#16

Of course I have support, ma’am. I have all of you on this forum. I know it is difficult. I have trouble being firm but gentle in the same way. And I am happy you love your daughter. If you ever need anything, don’t hesitate to message me.


#17

Thank you, it is so nice to have this place. So many people either minimize the issues around this diagnoses, try to pretend like what I’m talking about is some taboo subject and change the subject on me, or do the opposite of those things and be all doom and gloom and freaked out about it. It is what it is, and she is an individual and it just needs to be dealt with. It’s nice to be around others who are real about it. It makes me feel not alone.


#18

I agree that this can become a crutch on it’s own. I’m afraid I ended up in a negative situation by trying to reward my son and show him what it was like to have things. When I tried to cut back on the constant treats and extra spending like Tim Hortons, restaurants, games etc it didn’t go over to well but that is on me for letting it get out of control in the first place.

I didn’t get a chance to put this in place due to other factors but I did look into a more sensible reward system. I printed reward coupons. I had minimal rules to be followed like cleaning up after himself and sleeping in his own bed, stuff like that. If he followed them for a week then there would be a reward. If he got 2 weeks of that reward then a bigger reward. Then one for a month.


#19

We used to have rewards to my son if he dressed him self, went to school and showered. He has autism. We tried different length to be rewarded and found that he can not see further than 5 days. If we troed to make rewards every 8th day it was too abstract to him and nothing worked. This was when he was 7-10 years old. He is 13 now and takes showers willingly. Also brushes his teeth without fight. He is in special school and only comes home every second weekend. That made a huge change in him.
What I’m trying to say is that you need a lot of knowledge about her disorder.
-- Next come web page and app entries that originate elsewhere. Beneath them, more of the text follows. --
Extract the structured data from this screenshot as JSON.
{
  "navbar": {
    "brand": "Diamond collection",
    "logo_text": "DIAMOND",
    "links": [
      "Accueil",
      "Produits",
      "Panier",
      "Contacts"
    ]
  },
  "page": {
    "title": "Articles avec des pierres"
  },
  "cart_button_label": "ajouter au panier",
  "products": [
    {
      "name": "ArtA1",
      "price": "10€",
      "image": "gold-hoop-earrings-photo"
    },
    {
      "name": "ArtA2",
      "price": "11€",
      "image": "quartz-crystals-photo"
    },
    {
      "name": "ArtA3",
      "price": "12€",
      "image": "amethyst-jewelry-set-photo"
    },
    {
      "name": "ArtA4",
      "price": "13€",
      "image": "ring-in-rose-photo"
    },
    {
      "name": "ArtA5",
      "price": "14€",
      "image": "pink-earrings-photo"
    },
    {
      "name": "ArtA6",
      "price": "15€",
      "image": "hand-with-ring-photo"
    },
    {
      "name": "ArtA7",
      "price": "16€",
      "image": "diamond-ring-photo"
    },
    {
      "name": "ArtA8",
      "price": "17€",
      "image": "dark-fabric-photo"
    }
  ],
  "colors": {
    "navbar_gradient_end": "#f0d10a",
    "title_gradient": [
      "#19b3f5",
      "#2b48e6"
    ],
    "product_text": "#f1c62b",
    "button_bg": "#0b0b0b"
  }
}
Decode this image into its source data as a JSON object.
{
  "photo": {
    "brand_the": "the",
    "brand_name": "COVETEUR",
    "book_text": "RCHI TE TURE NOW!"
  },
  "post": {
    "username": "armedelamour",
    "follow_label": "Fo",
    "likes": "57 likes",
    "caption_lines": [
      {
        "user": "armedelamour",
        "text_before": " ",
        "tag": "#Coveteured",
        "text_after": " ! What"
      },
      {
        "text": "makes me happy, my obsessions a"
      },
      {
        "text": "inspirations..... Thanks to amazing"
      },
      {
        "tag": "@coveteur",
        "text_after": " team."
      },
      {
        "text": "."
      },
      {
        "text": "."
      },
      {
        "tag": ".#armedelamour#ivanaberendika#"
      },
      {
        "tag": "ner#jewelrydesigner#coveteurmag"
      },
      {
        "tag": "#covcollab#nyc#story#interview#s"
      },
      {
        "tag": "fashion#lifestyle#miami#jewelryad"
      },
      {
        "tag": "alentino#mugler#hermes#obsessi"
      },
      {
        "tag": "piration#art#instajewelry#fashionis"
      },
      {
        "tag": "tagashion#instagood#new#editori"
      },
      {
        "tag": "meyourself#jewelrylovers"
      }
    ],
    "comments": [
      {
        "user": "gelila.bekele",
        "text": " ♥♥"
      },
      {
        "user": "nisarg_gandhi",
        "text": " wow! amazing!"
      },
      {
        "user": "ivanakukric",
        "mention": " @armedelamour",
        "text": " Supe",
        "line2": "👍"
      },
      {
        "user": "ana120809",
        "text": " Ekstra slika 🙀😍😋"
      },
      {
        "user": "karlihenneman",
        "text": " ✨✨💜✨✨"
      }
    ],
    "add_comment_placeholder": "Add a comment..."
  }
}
You need time for YOURSELF to regain energy and to be a good mother as you are now, but your energy won’t last forever if you don’t take care of yourself. Ask other ppl if they can help you out with stuff. Like shopping food or something that might take a lot of time and energy from you.
My son has personel working there days and nights. They are always alert and rested when they are at work. No normal family can do that and hold a job at the same time. I think taking care of a sz or sza person is a lot like taking care of a teenage autistic boy.


#20

Comatose - that is an interesting idea - my son often seems to have trouble with voices after taking a shower - I had begun to think the shower was somehow triggering, but couldn’t figure out why.